W. CHAD NUNNERY, PRESIDENT & OWNER,COMPOSITE ACCESS PRODUCTS (CAP)
Replacing metal applications with plastics and composites has long been the goal of raw material suppliers, blenders, and plastics molders. From observing GE Plastics metal conversions to Lexan in the 70’s through my experience with BMCI’s material conversion mission in the 90’s, converting metal to plastic – “organic growth” – was always considered the holy grail as compared to a “share-shift,” which was basically taking existing business from a direct competitor using a lower price or better service. However, the composite material value proposition was not always quite bulletproof enough to push the paradigm away from the safe, apathetic, and incurious position of “it’s always been made with metal, it will always be metal.” And if composite materials did check all the benefit boxes without major detracting ones, the applications themselves were rarely, if ever, a volume that would rival the circuit breaker, headlamp, or valve cover material consumptions.

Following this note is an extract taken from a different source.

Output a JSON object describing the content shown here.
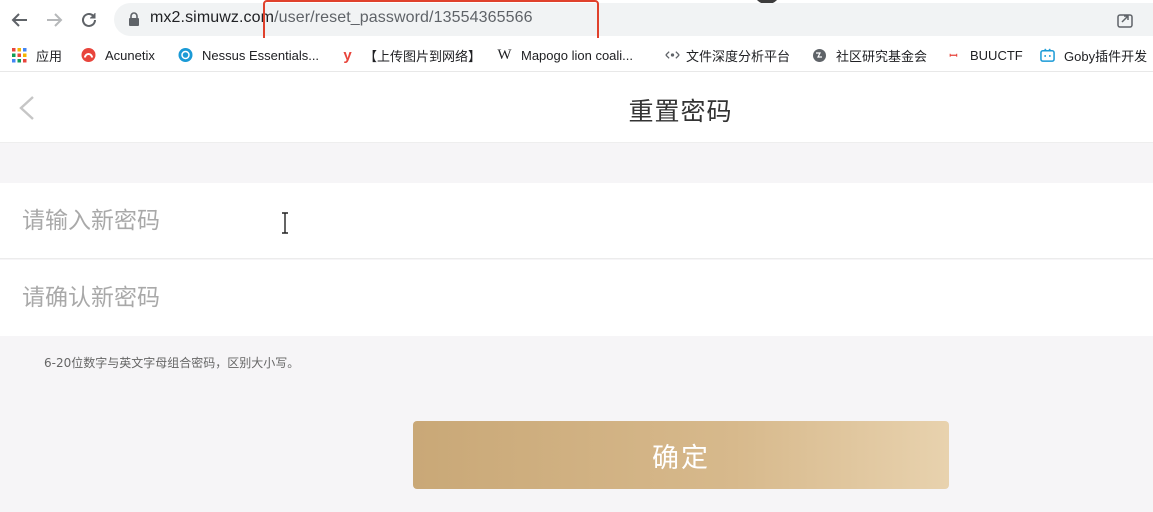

We always quixotically hunted for that next substantial organic conversion chasing many windmills along the way.
We started seeing composite materials used in infrastructure applications primarily in non-US countries for a variety of reasons: corrosion resistance, low weight, and as a theft repellant. Beijing, for instance, suffered in 2004 from the theft of 240,000 manhole covers for their metal scrap content. Within three years several Chinese companies started making composite manhole covers which eliminated the root cause offering no scrap material value. While China’s experience represents the first major volume surge using the composite manhole cover, a UK company reportedly started making access covers with a Resin Transfer Molding (RTM) technology in 1980. Around 2002, the first American company to manufacture and market RTM manhole covers was GMI in Michigan and was owned by Bob Brady until a major iron manhole cover company acquired GMI in 2014.

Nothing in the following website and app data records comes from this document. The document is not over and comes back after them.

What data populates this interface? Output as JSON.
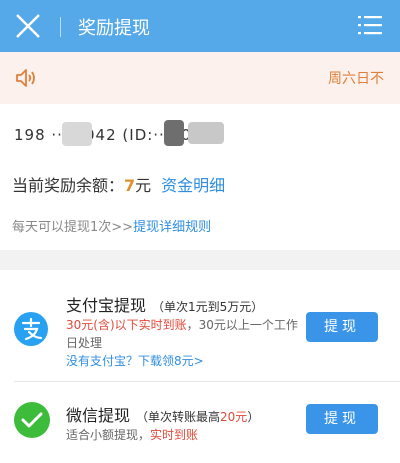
{
  "header": {
    "title": "奖励提现"
  },
  "notice": {
    "text": "周六日不"
  },
  "account": {
    "masked_text": "198 ··· 0042 (ID:···0030)"
  },
  "balance": {
    "label": "当前奖励余额：",
    "value": "7",
    "unit": "元",
    "detail_link": "资金明细"
  },
  "rule": {
    "prefix": "每天可以提现1次>>",
    "link": "提现详细规则"
  },
  "methods": {
    "alipay": {
      "title": "支付宝提现",
      "limit": "（单次1元到5万元）",
      "desc_red": "30元(含)以下实时到账",
      "desc_rest": "，30元以上一个工作日处理",
      "desc_link": "没有支付宝？下载领8元>",
      "button": "提现"
    },
    "wechat": {
      "title": "微信提现",
      "limit_prefix": "（单次转账最高",
      "limit_red": "20元",
      "limit_suffix": "）",
      "desc_prefix": "适合小额提现，",
      "desc_red": "实时到账",
      "button": "提现"
    }
  },
  "colors": {
    "header": "#55a9e8",
    "accent_blue": "#2f8ee0",
    "button": "#3a94e8",
    "red": "#e04a3a",
    "orange": "#e07f3a"
  },
  "icons": [
    "close-icon",
    "menu-icon",
    "speaker-icon",
    "alipay-icon",
    "wechat-pay-icon"
  ]
}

In addition to manhole covers, metals and other materials have been replaced by plastic and composites throughout water and wastewater infrastructure. Some major examples include Cured-In-Place-Piping (CIPP) for “trenchless” or no-dig pipe rehabilitation and fiber wound septic tanks, manhole tubes, grade rings, lift stations, and grease traps. Beyond just water and wastewater infrastructure, composites have replaced many materials in electrical (underground) transmission & distribution, service stations, parks & recreation, steam, and other underground access points.

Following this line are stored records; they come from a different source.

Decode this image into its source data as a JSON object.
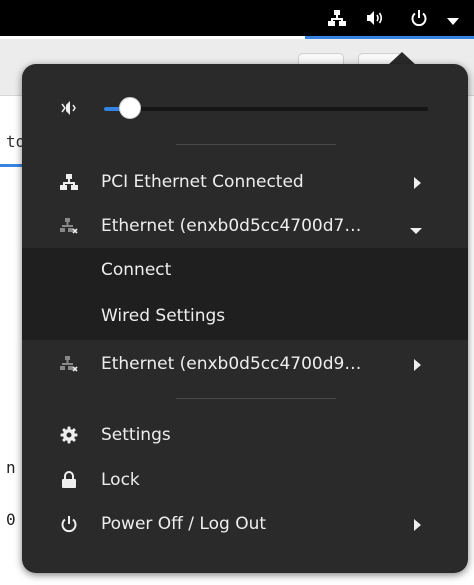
{
  "top_bar": {
    "icons": [
      "network-wired-icon",
      "audio-volume-icon",
      "power-icon",
      "chevron-down-icon"
    ]
  },
  "background": {
    "tab_text": "to",
    "text_line_1": "n",
    "text_line_2": "0"
  },
  "menu": {
    "volume": {
      "icon": "audio-volume-muted-icon",
      "level": 0.08
    },
    "network_items": [
      {
        "label": "PCI Ethernet Connected",
        "icon": "network-wired-icon",
        "chevron": "right"
      },
      {
        "label": "Ethernet (enxb0d5cc4700d7…",
        "icon": "network-wired-disconnected-icon",
        "chevron": "down"
      },
      {
        "label": "Ethernet (enxb0d5cc4700d9…",
        "icon": "network-wired-disconnected-icon",
        "chevron": "right"
      }
    ],
    "submenu": {
      "connect_label": "Connect",
      "wired_settings_label": "Wired Settings"
    },
    "settings_label": "Settings",
    "lock_label": "Lock",
    "power_off_label": "Power Off / Log Out"
  },
  "colors": {
    "accent": "#3584e4",
    "menu_bg": "#2a2a2a",
    "submenu_bg": "#1f1f1f"
  }
}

This presentation will focus on the conversion of iron manhole covers to composite manhole covers for primarily water and wastewater applications. After initially investigating the benefit and market in 2011, and then starting a company devoted entirely to molding composite manhole covers in 2014, a great deal has evolved and been learned about not only the value proposition but also challenges to enter municipal supply arena. My company, Composite Access Products or CAP, represents the first devoted effort in the USA to manufacture and market traffic-rated, DOT approved, compression-molded BMC/SMC manhole covers and frames. Bringing much deeper and broader formula and application knowledge as compared to current composite manhole cover producers has allowed CAP – with the help of A. Schulman here in the US and Almasrya of Egypt – to enter and quickly disrupt a very mature cast iron market. CAP’s product adds affordability, new end user benefits, and solves the problems of cast iron covers. Furthermore, CAP’s technical depth delivers answers to key concerns that the municipal civil engineers and utility directors have previously lacked to specify composites for municipalities with confidence.
We at CAP feel that the composite manhole cover has such a strong value proposition with a large enough potential material consumption – with some technical and market-entry challenges –that this application could be the next headlamp or circuit breaker for BMC/SMC materials.
Chad Nunnery grew up in the Berkshires of Massachusetts and started working in his father’s BMC production company, BMCI, during high school and college summer vacations. In his Junior year of college, he presented a paper at the SPI Retec conference called “Flow Behavior of Thermoset Polyesters and Their Effect on Process and Design.” Chad graduated in 1994 from Dartmouth College in Hanover, NH with Engineering and Chemistry degrees. Chad has spent most of his career in Latin American countries starting foreign operations for BMCI in Mexico City, Ciudad Juarez and Brazil. After 6 years residing in Mexico City with his family, Chad witnessed BMC being molded into manhole covers internationally for theft prevention. Chad could not convince his American molding customers to pursue this market, so he entered into an exclusive agreement with A. Schulman in North America. After 22 years mixing and molding thermosets, Chad formed Composite Access Products, or CAP, in McAllen, TX, where Chad now resides, to mold thermoset composite manhole covers and related products. CAP is the first US compression molder of traffic-rated composite manhole covers and has the first and only state DOT approval letter for any US composite manhole cover for “within the roadway” use.